Records supplied section start

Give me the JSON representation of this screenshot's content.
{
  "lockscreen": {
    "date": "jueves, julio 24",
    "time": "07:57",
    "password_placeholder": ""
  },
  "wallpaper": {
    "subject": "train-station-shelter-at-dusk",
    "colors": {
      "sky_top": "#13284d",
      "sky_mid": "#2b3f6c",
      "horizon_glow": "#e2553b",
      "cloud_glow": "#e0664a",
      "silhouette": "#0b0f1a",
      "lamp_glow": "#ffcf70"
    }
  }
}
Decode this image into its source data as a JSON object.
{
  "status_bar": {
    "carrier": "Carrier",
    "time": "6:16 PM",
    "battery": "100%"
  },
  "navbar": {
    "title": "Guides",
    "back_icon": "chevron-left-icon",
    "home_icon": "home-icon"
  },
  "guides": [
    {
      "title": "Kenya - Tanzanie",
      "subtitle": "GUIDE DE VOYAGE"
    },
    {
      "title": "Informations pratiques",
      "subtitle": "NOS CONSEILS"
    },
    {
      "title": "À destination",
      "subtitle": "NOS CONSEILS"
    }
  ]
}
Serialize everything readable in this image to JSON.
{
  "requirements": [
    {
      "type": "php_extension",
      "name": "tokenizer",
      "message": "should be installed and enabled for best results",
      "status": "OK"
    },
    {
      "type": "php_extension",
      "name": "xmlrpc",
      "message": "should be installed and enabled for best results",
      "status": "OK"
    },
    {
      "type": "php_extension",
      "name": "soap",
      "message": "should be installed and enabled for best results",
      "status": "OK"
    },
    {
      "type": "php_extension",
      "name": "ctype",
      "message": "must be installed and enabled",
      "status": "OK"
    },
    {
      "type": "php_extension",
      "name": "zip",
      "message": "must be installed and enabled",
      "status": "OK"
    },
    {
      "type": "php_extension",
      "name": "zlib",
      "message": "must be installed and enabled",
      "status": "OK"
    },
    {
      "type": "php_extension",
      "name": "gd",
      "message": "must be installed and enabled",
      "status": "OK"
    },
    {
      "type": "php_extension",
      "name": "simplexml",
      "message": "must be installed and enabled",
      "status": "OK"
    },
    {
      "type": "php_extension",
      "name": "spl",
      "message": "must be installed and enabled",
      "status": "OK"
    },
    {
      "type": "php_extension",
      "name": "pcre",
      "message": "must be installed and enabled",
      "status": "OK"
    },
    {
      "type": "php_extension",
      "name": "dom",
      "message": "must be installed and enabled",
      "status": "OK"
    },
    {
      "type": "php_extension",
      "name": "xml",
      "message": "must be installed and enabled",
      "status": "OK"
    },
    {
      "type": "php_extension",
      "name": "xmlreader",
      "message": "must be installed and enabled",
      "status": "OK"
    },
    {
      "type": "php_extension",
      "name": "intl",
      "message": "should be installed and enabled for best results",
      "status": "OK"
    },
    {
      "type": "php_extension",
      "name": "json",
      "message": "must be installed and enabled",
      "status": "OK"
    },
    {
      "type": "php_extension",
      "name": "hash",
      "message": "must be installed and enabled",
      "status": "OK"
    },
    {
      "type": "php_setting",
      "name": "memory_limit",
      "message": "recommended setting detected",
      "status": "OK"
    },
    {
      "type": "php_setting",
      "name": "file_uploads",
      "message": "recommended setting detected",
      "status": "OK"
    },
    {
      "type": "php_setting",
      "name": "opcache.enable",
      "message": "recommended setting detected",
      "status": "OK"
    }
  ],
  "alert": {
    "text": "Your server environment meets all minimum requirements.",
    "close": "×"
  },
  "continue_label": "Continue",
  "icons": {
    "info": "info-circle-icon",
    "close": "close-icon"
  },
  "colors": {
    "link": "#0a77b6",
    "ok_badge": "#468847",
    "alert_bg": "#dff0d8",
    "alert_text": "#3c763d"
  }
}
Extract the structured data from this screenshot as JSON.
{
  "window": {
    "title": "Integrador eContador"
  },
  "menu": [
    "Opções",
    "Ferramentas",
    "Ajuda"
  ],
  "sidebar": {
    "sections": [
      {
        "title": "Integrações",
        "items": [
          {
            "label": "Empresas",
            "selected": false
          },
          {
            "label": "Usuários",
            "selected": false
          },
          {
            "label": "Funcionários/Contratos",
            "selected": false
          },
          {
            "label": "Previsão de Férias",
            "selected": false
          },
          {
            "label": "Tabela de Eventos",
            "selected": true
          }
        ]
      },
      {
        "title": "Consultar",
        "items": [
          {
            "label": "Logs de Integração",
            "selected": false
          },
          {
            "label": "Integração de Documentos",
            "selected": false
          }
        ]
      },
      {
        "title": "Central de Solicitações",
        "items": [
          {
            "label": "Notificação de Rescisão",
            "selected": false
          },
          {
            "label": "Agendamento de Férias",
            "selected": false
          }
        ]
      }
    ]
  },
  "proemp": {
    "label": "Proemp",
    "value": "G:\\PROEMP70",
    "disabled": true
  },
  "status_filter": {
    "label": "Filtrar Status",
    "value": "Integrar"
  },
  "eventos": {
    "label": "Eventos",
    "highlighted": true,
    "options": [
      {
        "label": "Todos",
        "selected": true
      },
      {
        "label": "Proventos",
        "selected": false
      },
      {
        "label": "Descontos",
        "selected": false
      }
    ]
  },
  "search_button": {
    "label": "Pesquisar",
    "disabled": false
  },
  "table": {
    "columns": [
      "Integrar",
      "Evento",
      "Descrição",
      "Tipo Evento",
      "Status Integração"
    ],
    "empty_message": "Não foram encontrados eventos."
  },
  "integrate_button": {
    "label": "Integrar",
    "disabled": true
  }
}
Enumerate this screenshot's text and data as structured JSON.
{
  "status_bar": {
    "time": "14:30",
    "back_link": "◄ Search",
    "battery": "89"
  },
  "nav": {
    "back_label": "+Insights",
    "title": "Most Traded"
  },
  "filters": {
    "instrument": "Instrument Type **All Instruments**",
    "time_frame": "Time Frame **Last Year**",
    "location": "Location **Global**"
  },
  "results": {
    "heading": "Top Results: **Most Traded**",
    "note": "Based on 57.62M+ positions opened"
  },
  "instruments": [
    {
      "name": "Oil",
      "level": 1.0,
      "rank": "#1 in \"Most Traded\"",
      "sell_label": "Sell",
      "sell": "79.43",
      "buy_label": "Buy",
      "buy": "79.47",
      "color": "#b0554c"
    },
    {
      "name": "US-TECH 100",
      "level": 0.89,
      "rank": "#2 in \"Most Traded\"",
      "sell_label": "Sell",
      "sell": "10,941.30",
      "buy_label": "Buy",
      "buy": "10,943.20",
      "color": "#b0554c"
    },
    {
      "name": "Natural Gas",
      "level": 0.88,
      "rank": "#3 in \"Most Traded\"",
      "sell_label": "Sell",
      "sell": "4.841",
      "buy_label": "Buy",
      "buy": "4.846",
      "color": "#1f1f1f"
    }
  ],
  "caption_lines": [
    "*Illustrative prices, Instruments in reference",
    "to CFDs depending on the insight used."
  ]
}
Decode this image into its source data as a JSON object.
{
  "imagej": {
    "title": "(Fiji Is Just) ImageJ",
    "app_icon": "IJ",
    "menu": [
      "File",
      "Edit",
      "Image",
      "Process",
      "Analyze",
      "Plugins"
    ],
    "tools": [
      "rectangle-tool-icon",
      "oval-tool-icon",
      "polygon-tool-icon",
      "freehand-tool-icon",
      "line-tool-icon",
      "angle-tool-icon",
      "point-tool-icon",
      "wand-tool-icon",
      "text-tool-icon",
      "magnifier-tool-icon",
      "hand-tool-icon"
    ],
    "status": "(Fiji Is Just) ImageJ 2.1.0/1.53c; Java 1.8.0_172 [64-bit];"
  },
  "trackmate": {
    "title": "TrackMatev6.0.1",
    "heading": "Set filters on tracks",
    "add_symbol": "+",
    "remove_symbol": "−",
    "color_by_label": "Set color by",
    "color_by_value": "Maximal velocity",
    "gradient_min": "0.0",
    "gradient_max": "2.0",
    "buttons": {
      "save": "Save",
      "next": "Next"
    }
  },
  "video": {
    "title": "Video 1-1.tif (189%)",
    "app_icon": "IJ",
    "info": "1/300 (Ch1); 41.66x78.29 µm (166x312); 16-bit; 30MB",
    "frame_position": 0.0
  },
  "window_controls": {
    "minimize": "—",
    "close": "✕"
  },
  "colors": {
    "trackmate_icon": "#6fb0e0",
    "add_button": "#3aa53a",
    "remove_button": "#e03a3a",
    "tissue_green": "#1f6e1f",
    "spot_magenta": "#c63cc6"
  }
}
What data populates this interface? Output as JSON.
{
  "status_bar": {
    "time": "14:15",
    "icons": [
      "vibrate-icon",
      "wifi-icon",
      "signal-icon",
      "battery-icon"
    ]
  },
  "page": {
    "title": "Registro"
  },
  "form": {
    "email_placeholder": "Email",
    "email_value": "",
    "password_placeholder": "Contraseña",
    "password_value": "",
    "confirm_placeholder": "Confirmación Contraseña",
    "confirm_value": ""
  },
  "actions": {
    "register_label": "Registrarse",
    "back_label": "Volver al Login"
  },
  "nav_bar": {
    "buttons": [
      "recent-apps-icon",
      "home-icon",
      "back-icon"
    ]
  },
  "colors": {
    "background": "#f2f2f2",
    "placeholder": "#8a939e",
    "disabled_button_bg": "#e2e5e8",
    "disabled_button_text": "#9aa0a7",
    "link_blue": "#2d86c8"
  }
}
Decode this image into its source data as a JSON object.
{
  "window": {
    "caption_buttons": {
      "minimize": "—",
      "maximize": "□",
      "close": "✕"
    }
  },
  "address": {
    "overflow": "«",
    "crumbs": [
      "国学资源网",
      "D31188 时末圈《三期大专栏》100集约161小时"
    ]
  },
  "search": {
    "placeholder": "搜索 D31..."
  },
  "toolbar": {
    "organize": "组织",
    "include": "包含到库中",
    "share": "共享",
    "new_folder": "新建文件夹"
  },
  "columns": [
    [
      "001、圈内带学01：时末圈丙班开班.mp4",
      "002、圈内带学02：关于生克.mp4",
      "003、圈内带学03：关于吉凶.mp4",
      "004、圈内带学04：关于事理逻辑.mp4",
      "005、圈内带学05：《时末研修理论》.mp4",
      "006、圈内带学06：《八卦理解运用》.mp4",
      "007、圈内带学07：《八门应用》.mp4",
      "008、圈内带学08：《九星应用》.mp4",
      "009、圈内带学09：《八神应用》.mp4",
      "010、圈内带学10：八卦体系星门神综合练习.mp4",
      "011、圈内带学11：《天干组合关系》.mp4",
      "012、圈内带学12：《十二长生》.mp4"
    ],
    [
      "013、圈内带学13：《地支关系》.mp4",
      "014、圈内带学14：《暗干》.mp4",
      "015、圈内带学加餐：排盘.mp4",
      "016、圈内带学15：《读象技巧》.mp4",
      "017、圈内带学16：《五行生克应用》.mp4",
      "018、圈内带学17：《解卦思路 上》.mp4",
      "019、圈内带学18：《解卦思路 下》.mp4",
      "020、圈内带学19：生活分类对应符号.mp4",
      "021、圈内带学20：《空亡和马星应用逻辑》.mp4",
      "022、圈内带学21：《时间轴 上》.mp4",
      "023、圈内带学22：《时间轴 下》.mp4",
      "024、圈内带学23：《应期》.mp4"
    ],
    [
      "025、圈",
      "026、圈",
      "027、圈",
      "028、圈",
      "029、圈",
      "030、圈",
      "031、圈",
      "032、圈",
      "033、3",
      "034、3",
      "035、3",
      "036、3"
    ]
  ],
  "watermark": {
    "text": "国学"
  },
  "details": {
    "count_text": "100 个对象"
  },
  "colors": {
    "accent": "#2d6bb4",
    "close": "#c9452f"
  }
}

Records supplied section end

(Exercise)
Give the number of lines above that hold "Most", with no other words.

(Written response)
5